[Records excerpted from a collection]
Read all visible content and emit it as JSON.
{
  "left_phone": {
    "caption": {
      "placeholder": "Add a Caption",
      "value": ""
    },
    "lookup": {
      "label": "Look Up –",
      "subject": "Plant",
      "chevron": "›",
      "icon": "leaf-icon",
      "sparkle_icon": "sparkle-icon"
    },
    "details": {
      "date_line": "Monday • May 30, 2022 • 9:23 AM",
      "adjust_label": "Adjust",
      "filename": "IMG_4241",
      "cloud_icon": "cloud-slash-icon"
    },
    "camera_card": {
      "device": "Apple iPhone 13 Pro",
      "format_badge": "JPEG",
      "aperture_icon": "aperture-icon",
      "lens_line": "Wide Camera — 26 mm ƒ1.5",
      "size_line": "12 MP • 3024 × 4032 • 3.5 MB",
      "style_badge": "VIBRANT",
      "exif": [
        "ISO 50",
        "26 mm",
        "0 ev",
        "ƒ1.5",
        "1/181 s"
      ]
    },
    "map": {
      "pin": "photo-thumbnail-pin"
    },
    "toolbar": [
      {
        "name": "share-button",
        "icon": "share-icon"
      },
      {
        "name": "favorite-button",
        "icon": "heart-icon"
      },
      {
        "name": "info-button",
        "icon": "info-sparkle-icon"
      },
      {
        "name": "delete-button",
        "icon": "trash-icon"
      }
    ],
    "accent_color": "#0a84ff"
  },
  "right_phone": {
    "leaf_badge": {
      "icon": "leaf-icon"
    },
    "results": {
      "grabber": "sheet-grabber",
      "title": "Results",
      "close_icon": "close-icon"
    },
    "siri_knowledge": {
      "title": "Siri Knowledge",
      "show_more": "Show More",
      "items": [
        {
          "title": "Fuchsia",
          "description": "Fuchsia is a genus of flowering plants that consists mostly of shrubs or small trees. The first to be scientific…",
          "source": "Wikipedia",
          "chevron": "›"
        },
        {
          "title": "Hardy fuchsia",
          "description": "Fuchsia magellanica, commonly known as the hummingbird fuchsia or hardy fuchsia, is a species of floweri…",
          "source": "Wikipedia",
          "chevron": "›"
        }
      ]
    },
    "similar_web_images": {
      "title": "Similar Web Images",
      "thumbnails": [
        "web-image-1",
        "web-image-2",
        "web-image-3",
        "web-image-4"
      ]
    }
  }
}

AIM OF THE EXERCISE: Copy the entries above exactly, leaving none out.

TASK RESPONSE:
Read all visible content and emit it as JSON.
{
  "left_phone": {
    "caption": {
      "placeholder": "Add a Caption",
      "value": ""
    },
    "lookup": {
      "label": "Look Up –",
      "subject": "Plant",
      "chevron": "›",
      "icon": "leaf-icon",
      "sparkle_icon": "sparkle-icon"
    },
    "details": {
      "date_line": "Monday • May 30, 2022 • 9:23 AM",
      "adjust_label": "Adjust",
      "filename": "IMG_4241",
      "cloud_icon": "cloud-slash-icon"
    },
    "camera_card": {
      "device": "Apple iPhone 13 Pro",
      "format_badge": "JPEG",
      "aperture_icon": "aperture-icon",
      "lens_line": "Wide Camera — 26 mm ƒ1.5",
      "size_line": "12 MP • 3024 × 4032 • 3.5 MB",
      "style_badge": "VIBRANT",
      "exif": [
        "ISO 50",
        "26 mm",
        "0 ev",
        "ƒ1.5",
        "1/181 s"
      ]
    },
    "map": {
      "pin": "photo-thumbnail-pin"
    },
    "toolbar": [
      {
        "name": "share-button",
        "icon": "share-icon"
      },
      {
        "name": "favorite-button",
        "icon": "heart-icon"
      },
      {
        "name": "info-button",
        "icon": "info-sparkle-icon"
      },
      {
        "name": "delete-button",
        "icon": "trash-icon"
      }
    ],
    "accent_color": "#0a84ff"
  },
  "right_phone": {
    "leaf_badge": {
      "icon": "leaf-icon"
    },
    "results": {
      "grabber": "sheet-grabber",
      "title": "Results",
      "close_icon": "close-icon"
    },
    "siri_knowledge": {
      "title": "Siri Knowledge",
      "show_more": "Show More",
      "items": [
        {
          "title": "Fuchsia",
          "description": "Fuchsia is a genus of flowering plants that consists mostly of shrubs or small trees. The first to be scientific…",
          "source": "Wikipedia",
          "chevron": "›"
        },
        {
          "title": "Hardy fuchsia",
          "description": "Fuchsia magellanica, commonly known as the hummingbird fuchsia or hardy fuchsia, is a species of floweri…",
          "source": "Wikipedia",
          "chevron": "›"
        }
      ]
    },
    "similar_web_images": {
      "title": "Similar Web Images",
      "thumbnails": [
        "web-image-1",
        "web-image-2",
        "web-image-3",
        "web-image-4"
      ]
    }
  }
}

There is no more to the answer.